Poshmark’s Business Model
At its core, Poshmark operates as a social commerce marketplace where people can buy and sell new or used clothing, shoes, and accessories. It’s built around the concept of a virtual closet where sellers list their items for buyers to browse. Consider this: you’ve got clothes in your wardrobe you haven’t worn in years. With Poshmark, you can snap some photos, upload them alongside a description and price, and voila – those unwanted items are now potential cash. That’s not all; there’s more to Poshmark than just buying and selling. It also incorporates social elements like sharing closets with others or attending “Posh Parties”, virtual buying & selling events focused on specific themes.
Now comes the question – how does Poshmark make money? Well, they take a cut from each sale. For sales under $15, they retain a flat fee of $2.95 while for anything over $15; they keep 20%. Sure sounds like an effective way to cash in on our collective love for fashion! This unique blend of e-commerce and social networking is what sets Poshmark apart from traditional retail outlets or even other online platforms. They’ve managed to create an engaging community which not only provides an avenue for transactions but also encourages interaction among its users.
Companies Like Poshmark
We’re diving into the online resale market, a fascinating world where Poshmark has made quite a name for itself. But they’re not alone in this game – let’s take a look at some of their top competitors.
First on our list is eBay, the granddaddy of online resale platforms. They’ve been around since 1995 and have amassed millions of users worldwide. Here’s what sets them apart:
- A vast product range that extends beyond clothes
- International shipping options
- Auction-based selling
Next up, we’ve got Depop – primarily aimed at creative folks and vintage lovers. It’s more than just an app; it’s a community where individuality rules supreme. Key features include:
- Unique, one-of-a-kind items
- Community-centric approach
- User-friendly interface
Thirdly, there’s Mercari, known for its simplicity and user-friendliness. Launched in Japan, Mercari quickly expanded to the US due to its popularity. Here’s why people love it:
- Flat 10% selling fee
- Easy shipping process with printable labels
- In-app communication between buyers and sellers
Lastly, we can’t ignore ThredUP – an online consignment store offering women’s and children’s clothing. What makes ThredUP stand out?
- Consignment service (they do all the work)
- Accepts kids’ clothes
- Offers ‘rescue boxes’ for crafty shoppers
These are just a few examples of Poshmark’s competition. Each platform brings something unique to the table while pursuing the same goal: making secondhand shopping cool again!
How to Choose a Platform Like Poshmark for Your Needs
We’re here to help you navigate the online resale market, specifically when it comes to platforms like Poshmark. There’s no one-size-fits-all solution, so we’ll guide you through some aspects that are worth considering. First things first, consider what type of items you’ll be selling. Each platform caters to different markets. For instance, Depop is popular among younger consumers and tends towards vintage or unique pieces. On the other hand, ThredUP leans more towards everyday wear. Knowing your target audience can make all the difference in selecting the right platform.

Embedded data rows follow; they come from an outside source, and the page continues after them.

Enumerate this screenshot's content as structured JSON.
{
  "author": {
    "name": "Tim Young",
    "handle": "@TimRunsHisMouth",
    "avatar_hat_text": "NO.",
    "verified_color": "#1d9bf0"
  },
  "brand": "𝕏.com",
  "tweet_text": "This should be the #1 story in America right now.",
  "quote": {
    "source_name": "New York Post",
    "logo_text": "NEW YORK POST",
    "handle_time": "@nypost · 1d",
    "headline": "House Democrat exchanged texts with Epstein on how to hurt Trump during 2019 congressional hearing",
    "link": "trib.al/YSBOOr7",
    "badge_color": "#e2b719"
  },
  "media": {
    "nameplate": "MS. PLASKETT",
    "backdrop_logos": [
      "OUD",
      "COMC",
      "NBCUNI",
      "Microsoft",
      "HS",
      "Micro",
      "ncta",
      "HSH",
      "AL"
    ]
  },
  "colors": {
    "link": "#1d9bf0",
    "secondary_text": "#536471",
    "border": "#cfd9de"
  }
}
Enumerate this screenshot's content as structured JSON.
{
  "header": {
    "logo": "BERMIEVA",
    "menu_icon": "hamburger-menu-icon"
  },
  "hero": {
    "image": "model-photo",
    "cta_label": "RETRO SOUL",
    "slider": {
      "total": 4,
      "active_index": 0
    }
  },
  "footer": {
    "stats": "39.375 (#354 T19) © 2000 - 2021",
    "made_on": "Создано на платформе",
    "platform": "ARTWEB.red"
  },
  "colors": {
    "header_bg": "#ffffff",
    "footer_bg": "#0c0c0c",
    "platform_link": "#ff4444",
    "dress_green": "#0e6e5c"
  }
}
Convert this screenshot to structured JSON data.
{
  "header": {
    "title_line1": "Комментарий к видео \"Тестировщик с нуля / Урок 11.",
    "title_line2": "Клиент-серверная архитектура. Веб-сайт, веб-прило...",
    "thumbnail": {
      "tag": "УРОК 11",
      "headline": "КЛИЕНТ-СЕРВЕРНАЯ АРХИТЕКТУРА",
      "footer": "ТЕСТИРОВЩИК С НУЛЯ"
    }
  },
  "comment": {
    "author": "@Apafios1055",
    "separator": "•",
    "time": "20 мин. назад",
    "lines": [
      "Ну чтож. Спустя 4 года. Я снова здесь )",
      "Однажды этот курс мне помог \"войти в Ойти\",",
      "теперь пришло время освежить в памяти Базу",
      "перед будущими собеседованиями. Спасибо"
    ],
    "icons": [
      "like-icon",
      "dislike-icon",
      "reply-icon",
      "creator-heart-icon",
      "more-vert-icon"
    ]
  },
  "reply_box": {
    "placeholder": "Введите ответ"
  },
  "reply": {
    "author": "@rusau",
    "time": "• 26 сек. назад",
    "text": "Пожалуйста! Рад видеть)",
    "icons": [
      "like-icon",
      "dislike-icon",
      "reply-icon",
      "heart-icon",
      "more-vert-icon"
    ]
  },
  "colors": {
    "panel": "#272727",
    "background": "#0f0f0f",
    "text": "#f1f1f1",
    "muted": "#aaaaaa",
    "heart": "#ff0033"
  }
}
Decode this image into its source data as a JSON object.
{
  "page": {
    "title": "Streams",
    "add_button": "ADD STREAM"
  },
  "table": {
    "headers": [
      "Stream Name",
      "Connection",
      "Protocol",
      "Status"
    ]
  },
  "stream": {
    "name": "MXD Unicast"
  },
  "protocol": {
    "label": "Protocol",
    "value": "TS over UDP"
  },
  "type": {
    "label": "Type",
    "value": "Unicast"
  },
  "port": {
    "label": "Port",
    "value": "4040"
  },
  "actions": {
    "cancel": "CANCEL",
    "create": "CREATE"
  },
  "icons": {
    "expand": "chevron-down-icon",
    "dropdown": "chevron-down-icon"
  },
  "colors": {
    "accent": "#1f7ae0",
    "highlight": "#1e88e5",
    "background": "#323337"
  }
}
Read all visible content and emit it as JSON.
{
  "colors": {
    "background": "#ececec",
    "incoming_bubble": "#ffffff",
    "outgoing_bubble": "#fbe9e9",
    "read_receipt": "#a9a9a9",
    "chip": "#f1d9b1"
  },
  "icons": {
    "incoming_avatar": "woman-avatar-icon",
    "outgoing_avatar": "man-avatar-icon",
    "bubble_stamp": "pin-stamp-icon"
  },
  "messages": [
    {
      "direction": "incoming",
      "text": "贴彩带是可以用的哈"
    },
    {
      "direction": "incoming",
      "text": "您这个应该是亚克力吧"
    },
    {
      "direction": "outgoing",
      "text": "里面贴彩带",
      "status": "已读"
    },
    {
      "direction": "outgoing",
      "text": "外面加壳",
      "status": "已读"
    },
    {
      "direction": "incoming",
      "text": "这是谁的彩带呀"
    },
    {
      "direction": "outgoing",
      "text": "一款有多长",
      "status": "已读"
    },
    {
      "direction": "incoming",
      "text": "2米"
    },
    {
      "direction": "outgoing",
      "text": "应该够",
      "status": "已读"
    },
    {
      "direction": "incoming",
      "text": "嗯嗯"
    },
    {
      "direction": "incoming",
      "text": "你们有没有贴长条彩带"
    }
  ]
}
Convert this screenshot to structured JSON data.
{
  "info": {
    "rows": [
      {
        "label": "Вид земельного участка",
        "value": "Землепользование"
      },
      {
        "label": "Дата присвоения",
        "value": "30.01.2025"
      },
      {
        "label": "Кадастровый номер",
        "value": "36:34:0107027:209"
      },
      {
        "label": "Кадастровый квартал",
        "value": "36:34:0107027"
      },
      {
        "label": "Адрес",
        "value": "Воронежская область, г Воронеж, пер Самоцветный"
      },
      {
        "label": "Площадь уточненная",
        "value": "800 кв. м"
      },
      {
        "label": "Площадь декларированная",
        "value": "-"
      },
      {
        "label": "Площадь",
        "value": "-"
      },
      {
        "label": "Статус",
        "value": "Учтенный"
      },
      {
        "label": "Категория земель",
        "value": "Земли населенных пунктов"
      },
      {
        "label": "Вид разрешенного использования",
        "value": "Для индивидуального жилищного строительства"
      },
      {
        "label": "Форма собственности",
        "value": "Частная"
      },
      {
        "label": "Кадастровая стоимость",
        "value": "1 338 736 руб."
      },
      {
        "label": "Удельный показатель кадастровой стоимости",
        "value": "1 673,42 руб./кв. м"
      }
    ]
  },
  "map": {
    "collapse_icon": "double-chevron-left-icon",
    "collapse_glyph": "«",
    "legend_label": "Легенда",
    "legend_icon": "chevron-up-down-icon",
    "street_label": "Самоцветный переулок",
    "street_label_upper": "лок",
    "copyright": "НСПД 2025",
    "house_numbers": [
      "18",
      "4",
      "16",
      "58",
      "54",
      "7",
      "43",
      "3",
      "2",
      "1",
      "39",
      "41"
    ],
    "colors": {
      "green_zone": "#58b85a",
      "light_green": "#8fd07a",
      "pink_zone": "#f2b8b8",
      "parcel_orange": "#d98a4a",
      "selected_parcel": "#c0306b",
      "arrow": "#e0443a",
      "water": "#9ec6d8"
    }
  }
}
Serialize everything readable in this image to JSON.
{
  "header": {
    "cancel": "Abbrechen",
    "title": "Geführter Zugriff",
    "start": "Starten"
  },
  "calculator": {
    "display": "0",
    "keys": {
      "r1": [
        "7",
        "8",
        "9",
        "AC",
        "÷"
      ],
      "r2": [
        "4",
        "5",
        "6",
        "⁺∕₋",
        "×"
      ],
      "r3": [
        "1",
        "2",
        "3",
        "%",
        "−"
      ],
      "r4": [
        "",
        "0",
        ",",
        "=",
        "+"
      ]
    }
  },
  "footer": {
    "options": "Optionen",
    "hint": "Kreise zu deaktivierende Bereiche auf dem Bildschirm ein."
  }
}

Next up, think about convenience and user-friendliness. Some platforms offer streamlined processes for listing and shipping products while others might require more effort on your part. Mercari stands out by offering a hassle-free shipping process – they provide prepaid labels which can be a huge time-saver.Let’s not forget fees and commissions either! Most platforms take a cut from your sales but these rates vary widely. While Poshmark charges a flat 20% fee on all orders over $15, Grailed only takes a 6% commission. Lastly, consider customer support services provided by each platform before making your decision; this could include dispute resolution or even seller protection policies.